You may know the type. They can text in their sleep and tweet messages on their smart phones faster than you can blink. You can usually spot them in crowd, looking down, undistracted by what’s going on all around them, thumbs twittering away.
The problem is that most social media gurus that I know are so infatuated with the technology and its potential, that they don’t appreciate the need to be a little more deliberate in communicating on behalf of their organizations. Or tied to this, they think nothing of asking busy executives and managers to allocate significant chunks of their time to social media without giving serious thought as to whether certain activities are worth the effort, possibly at the expense of another PR activity that may be more worthwhile.
I’ve seen a few organizations run into trouble on the advice of the gurus because they never took into account the need for research, planning, and sometimes the simple development of complete and coherent sentences in their communications.
One former client of a guru said it to me this way, “They’d rather get the response out messy now rather than wait to do it right.”
That kind of sums it up. Too many social media gurus are more focused on exploiting social media technologies and the many possibilities that they don’t always think in the true best interests of their clients.
I had the opportunity to talk to a recent college graduate who is leaning toward developing her social media skills into a career path. She asked if I had any advice.
I told her our employers and clients don’t pay us to just to play with the latest techno toys. They want us to help them use these technologies to advance their business and organizational objectives. Sometimes that means taking the time to establish systems and review processes that ensure we are using social media effectively and responsibly for our organizations.
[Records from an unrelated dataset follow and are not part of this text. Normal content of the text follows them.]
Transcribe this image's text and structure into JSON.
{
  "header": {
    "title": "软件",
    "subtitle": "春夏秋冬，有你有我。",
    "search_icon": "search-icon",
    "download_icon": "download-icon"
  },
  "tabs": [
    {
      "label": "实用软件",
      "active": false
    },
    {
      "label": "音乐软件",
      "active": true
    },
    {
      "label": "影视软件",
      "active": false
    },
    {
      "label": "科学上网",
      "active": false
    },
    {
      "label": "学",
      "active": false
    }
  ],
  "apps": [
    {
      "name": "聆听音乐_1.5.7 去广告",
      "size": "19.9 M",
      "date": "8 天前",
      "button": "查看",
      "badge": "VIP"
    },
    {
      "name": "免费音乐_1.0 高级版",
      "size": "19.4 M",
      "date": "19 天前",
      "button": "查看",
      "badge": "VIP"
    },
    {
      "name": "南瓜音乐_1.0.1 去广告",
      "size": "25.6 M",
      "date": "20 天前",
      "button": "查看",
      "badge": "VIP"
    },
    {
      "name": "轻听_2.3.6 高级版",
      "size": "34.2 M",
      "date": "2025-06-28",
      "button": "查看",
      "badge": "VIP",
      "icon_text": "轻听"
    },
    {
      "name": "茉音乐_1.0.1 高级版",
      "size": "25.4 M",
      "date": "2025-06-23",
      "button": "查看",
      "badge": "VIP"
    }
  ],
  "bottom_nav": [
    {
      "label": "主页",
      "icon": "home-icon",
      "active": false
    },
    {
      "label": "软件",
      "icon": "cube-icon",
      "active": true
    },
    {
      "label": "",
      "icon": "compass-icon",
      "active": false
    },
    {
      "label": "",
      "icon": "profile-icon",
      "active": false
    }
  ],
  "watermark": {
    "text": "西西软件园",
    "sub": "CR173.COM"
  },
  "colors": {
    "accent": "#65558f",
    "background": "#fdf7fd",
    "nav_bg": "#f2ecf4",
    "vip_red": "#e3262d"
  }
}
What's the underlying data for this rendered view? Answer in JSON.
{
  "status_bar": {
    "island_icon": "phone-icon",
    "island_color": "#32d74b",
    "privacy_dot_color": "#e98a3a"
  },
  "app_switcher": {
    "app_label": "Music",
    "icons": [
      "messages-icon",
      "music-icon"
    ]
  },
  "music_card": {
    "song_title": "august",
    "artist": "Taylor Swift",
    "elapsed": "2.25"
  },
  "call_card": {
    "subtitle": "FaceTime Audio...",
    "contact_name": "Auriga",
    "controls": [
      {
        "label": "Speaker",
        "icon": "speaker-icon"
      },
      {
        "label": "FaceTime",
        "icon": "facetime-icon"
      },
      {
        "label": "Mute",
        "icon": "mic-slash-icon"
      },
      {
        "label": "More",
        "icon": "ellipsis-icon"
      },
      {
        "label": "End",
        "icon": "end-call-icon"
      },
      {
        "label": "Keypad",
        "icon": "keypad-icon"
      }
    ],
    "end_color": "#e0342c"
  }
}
That may sound a bit cumbersome for those who like the instant gratification of pushing buttons and generating instant digital dialogue, but it helps to avoid a lot of problems in the long run.